Night Gallery’s adaptation of Conrad Aiken’s story “Silent Snow, Secret Snow,” narrated by the great Orson Welles is reviewed here.
“Silent Snow, Secret Snow” ***
Teleplay by Gene R. Kearney, Story by Conrad Aiken
Directed by Gene R. Kearney
Orson Welles as the Narrator
Lonny Chapman as Paul’s Father
Lisabeth Hush as Paul’s Mother
Radames Pera as Paul Hasleman
Jason Wingreen as the Doctor
Frances Spanier as Miss Buell
Patti Cohoon as Dierdre
Conrad Aiken’s classic short story “Silent Snow, Secret Snow” is challenging to adapt for the screen as it largely takes place inside the mind of a ten-year old boy as he gradually withdraws from reality. The unusual step, for Night Gallery, was to employ voice-over narration of Aiken’s beautiful prose, and they got the perfect voice to do it, that of Orson Welles. When you hear the cliché “I could listen to him read the phone book,” I’d say just about the only person I’d make that statement about would be Welles.
Insinuating, intoxicating, involving, Welles’ narration is spellbinding and helps to set a mood, aided wonderfully by Gene Kearney’s direction and the musical score of Paul Glass. These elements work wonderfully, while the reasons for the boy’s thoughts and actions remained troublingly mystifying for me upon first viewing. A second viewing proved more satisfying, but a viewer can’t be expected to watch something twice to see if he finds it more enriching upon further viewing.

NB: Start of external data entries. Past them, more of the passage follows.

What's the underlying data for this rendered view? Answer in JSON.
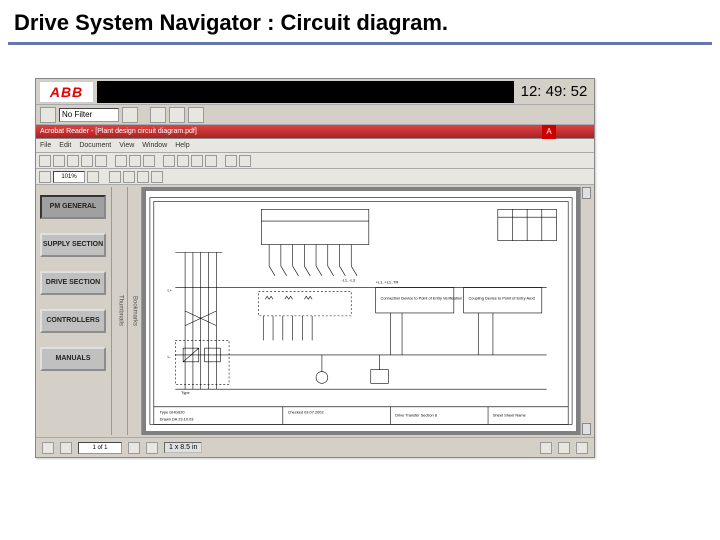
{
  "page_title": "Drive System Navigator : Circuit diagram.",
  "logo_text": "ABB",
  "clock": "12: 49: 52",
  "toolbar": {
    "filter_label": "No Filter"
  },
  "tab_strip": {
    "doc_title": "Acrobat Reader - [Plant design circuit diagram.pdf]"
  },
  "menubar": {
    "items": [
      "File",
      "Edit",
      "Document",
      "View",
      "Window",
      "Help"
    ]
  },
  "pdf_toolbar": {
    "zoom": "101%"
  },
  "thumbnails_label": "Thumbnails",
  "bookmarks_label": "Bookmarks",
  "sidebar": {
    "items": [
      {
        "label": "PM GENERAL",
        "active": true
      },
      {
        "label": "SUPPLY SECTION",
        "active": false
      },
      {
        "label": "DRIVE SECTION",
        "active": false
      },
      {
        "label": "CONTROLLERS",
        "active": false
      },
      {
        "label": "MANUALS",
        "active": false
      }
    ]
  },
  "statusbar": {
    "page": "1 of 1",
    "size": "1 x 8.5 in"
  },
  "adobe_icon": "A",
  "diagram": {
    "title_block": {
      "type": "Type GHG920",
      "drawn": "Drawn DA 23.10.03",
      "checked": "Checked 03.07.2002",
      "name": "Drive Transfer Section 8",
      "sheet": "Sheet Sheet Name"
    },
    "top_signals": [
      "",
      "",
      "",
      "",
      "",
      "",
      ""
    ],
    "left_signals": [
      "",
      "",
      "",
      "",
      ""
    ],
    "module_a": "Connection Device to Point of Entry Verification",
    "module_b": "Coupling Device to Point of Entry Aux2",
    "bus_labels": [
      "L+",
      "L-"
    ],
    "box_label": "Type"
  }
}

So I have given this a three-star rating, which splits the difference between my two viewings of the story, the first one fairly frustrating, the second more appreciative.
We begin with young Paul (Radames Pera, known mainly for his role just after this in flashbacks as the boyhood version of David Carradine’s Caine on Kung Fu), awakening one morning and realizing that he normally hears the postman’s heavy, clomping steps up the sidewalks, but this morning they are muffled and Paul knows that the reason is because it has snowed. But when he looks outside, there is no snow.
Later, his parents, who do not have the warmest, most empathetic relationship with their son, begin to notice that he’s acting odd, not listening, withdrawn. He gradually imagines the outside snowier and snowier, but every time he looks out the window, the ground is bare. He is afraid to explain to his parents or anyone his “new world” of snow and understandably so as it would seem to be apparently only to him.
Walking home from school one day, he becomes immersed in a wonderful scene of heavy snow as he runs through it joyfully. When he arrives home, the icicles hanging from the roof of his house are beginning to melt and he wonders if “it’s already ended.”
That night, the family doctor (Jason Wingreen, Harry the bartender at Kelsey’s Bar on All in the Family) visits as Paul’s parents have become increasingly concerned about his condition, how he is withdrawing from reality.
As the doctor questions Paul, Welles’ narration as the snow is increasingly commanding and seductive, and somewhat desperate. “I will surround your bed, pile a deep drift against the door so that no one will ever again be able to enter.
Paul tells the doctor and his parents that he just likes to think about snow, as if it’s perfectly normal, and to him, it is.
“Hurry, Paul, hurry, these last few precious hours…” Paul then breaks away from the adults and runs up to his room. When he throws open the door, there is a veritable blizzard happening inside. “Listen to us, Paul, in this white darkness we will take the place of everything.” Welles’ narration here is frightful, smothering, while the visuals of Paul embracing the snow are joyful. He revels in the snow falling on him.
His mother comes in and suddenly there is no snow. Paul shouts at her, “go away—I hate you!” Welles narration then in a low near-whisper asks, “Do you hear? We are leaning closer to you…” Paul’s face then becomes covered in a black shadow and there the story ends.
Again, a challenging, thought-provoking story. I found some of the questions I had upon the first viewing frustrating, then was able to enjoy the tale as it unfolded better the second time. I would very much be interested in hearing what other have to say about this, so if you read this and you watch the story, please send your comments.